Element data from apps and pages:
= = = =

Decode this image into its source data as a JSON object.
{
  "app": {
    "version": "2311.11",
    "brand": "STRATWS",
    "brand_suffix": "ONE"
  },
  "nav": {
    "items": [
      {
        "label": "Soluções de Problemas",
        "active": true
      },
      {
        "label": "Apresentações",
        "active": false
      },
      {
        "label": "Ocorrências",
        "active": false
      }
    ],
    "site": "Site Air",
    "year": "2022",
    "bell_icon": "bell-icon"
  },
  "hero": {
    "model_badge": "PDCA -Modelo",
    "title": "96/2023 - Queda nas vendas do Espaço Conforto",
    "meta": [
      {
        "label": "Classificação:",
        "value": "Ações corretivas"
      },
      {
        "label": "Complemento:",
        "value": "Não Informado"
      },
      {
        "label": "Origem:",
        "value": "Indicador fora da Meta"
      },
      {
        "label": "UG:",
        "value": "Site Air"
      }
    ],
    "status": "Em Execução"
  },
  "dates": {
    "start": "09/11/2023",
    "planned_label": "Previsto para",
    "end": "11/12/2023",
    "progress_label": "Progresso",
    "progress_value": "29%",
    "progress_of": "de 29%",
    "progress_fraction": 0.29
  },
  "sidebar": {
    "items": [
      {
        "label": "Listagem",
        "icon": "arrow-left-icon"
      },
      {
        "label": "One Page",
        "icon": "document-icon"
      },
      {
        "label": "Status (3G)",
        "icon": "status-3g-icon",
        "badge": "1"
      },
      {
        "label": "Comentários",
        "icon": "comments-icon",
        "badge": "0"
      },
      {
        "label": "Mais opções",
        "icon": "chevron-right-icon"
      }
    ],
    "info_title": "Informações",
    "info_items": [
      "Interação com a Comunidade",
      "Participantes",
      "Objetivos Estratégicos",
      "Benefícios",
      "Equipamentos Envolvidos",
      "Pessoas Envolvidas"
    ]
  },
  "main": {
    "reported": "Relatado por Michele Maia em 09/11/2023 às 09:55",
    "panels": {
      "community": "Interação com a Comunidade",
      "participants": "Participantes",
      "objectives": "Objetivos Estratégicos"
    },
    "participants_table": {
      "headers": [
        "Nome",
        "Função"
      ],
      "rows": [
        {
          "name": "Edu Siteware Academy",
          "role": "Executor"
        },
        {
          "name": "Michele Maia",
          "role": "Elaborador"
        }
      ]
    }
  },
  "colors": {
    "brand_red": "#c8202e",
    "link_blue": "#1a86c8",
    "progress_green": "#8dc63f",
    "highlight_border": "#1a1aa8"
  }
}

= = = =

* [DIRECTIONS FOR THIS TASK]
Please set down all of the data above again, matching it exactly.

* [WRITTEN SOLUTION]
Decode this image into its source data as a JSON object.
{
  "app": {
    "version": "2311.11",
    "brand": "STRATWS",
    "brand_suffix": "ONE"
  },
  "nav": {
    "items": [
      {
        "label": "Soluções de Problemas",
        "active": true
      },
      {
        "label": "Apresentações",
        "active": false
      },
      {
        "label": "Ocorrências",
        "active": false
      }
    ],
    "site": "Site Air",
    "year": "2022",
    "bell_icon": "bell-icon"
  },
  "hero": {
    "model_badge": "PDCA -Modelo",
    "title": "96/2023 - Queda nas vendas do Espaço Conforto",
    "meta": [
      {
        "label": "Classificação:",
        "value": "Ações corretivas"
      },
      {
        "label": "Complemento:",
        "value": "Não Informado"
      },
      {
        "label": "Origem:",
        "value": "Indicador fora da Meta"
      },
      {
        "label": "UG:",
        "value": "Site Air"
      }
    ],
    "status": "Em Execução"
  },
  "dates": {
    "start": "09/11/2023",
    "planned_label": "Previsto para",
    "end": "11/12/2023",
    "progress_label": "Progresso",
    "progress_value": "29%",
    "progress_of": "de 29%",
    "progress_fraction": 0.29
  },
  "sidebar": {
    "items": [
      {
        "label": "Listagem",
        "icon": "arrow-left-icon"
      },
      {
        "label": "One Page",
        "icon": "document-icon"
      },
      {
        "label": "Status (3G)",
        "icon": "status-3g-icon",
        "badge": "1"
      },
      {
        "label": "Comentários",
        "icon": "comments-icon",
        "badge": "0"
      },
      {
        "label": "Mais opções",
        "icon": "chevron-right-icon"
      }
    ],
    "info_title": "Informações",
    "info_items": [
      "Interação com a Comunidade",
      "Participantes",
      "Objetivos Estratégicos",
      "Benefícios",
      "Equipamentos Envolvidos",
      "Pessoas Envolvidas"
    ]
  },
  "main": {
    "reported": "Relatado por Michele Maia em 09/11/2023 às 09:55",
    "panels": {
      "community": "Interação com a Comunidade",
      "participants": "Participantes",
      "objectives": "Objetivos Estratégicos"
    },
    "participants_table": {
      "headers": [
        "Nome",
        "Função"
      ],
      "rows": [
        {
          "name": "Edu Siteware Academy",
          "role": "Executor"
        },
        {
          "name": "Michele Maia",
          "role": "Elaborador"
        }
      ]
    }
  },
  "colors": {
    "brand_red": "#c8202e",
    "link_blue": "#1a86c8",
    "progress_green": "#8dc63f",
    "highlight_border": "#1a1aa8"
  }
}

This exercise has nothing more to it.